Terry Sullivan has tested and reported on many different types of consumer electronics and technology services, including cameras, action cams, mobile devices, streaming music services, wireless speakers, headphones, smart-home devices, and mobile apps. He has also written extensively on various trends in the worlds of technology, multimedia, and the arts. For more than 10 years, his articles and blog posts have appeared in a variety of publications and websites, including The New York Times, Consumer Reports, PCMag, Worth magazine, Popular Science, Tom’s Guide, and Artnews. He is also a musician, photographer, artist, and teacher.

  • gian posatiere

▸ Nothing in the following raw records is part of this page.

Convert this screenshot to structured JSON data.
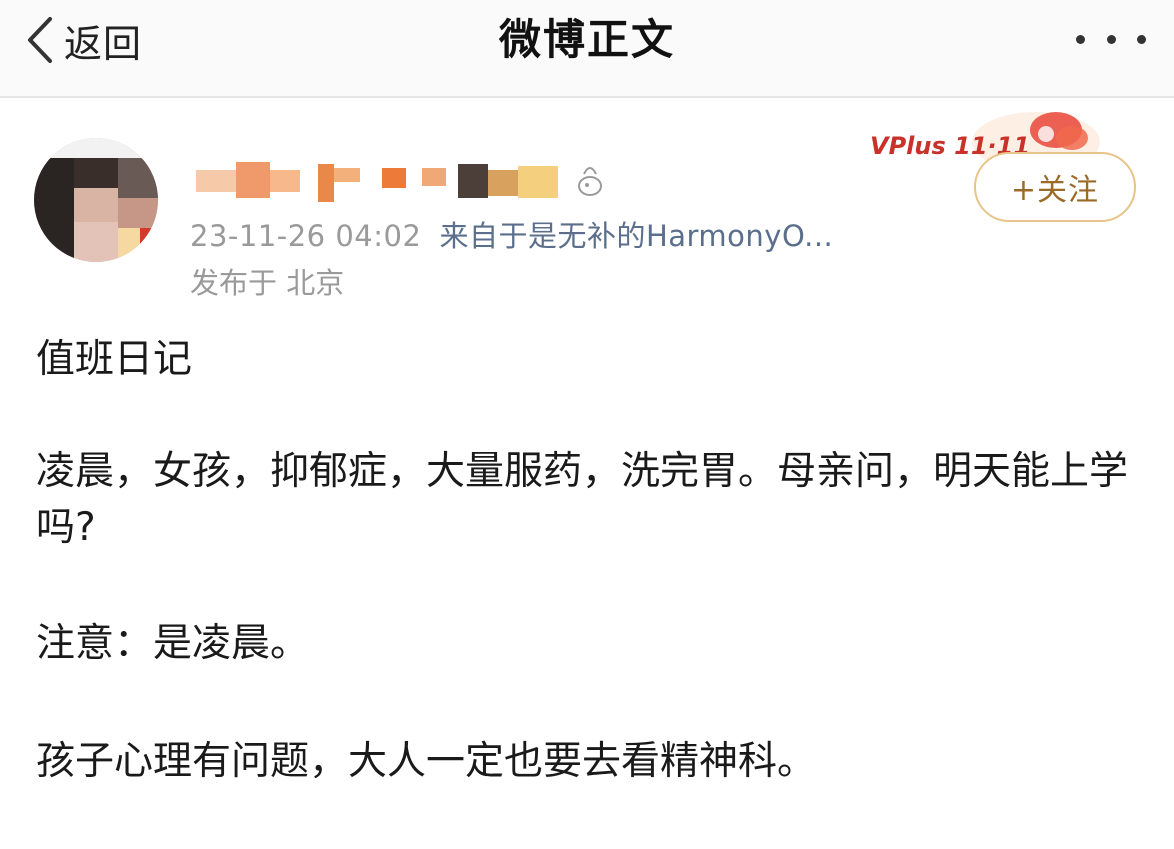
{
  "nav": {
    "back_label": "返回",
    "title": "微博正文"
  },
  "post": {
    "timestamp": "23-11-26 04:02",
    "source": "来自于是无补的HarmonyO...",
    "location": "发布于 北京",
    "follow_label": "+关注",
    "badge_text": "VPlus 11·11",
    "paragraphs": [
      "值班日记",
      "凌晨，女孩，抑郁症，大量服药，洗完胃。母亲问，明天能上学吗?",
      "注意：是凌晨。",
      "孩子心理有问题，大人一定也要去看精神科。"
    ]
  },
  "colors": {
    "nav_bg": "#fafafa",
    "meta_gray": "#9a9a9a",
    "source_blue": "#5b6f8c",
    "follow_border": "#e8c48a",
    "follow_text": "#9b6a27"
  }
}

    I know you need stuff to write about but why would you use a photo that everyone that knows anything about computational photography says is a fake as your centerpiece of the story. It's literally impossible for that photo to happen unless she can move super fast and stop super fast so at exactly the right time so there isn't any motion blur. The multiple photo's are literally taken in tenths of a second a human can't move that fast.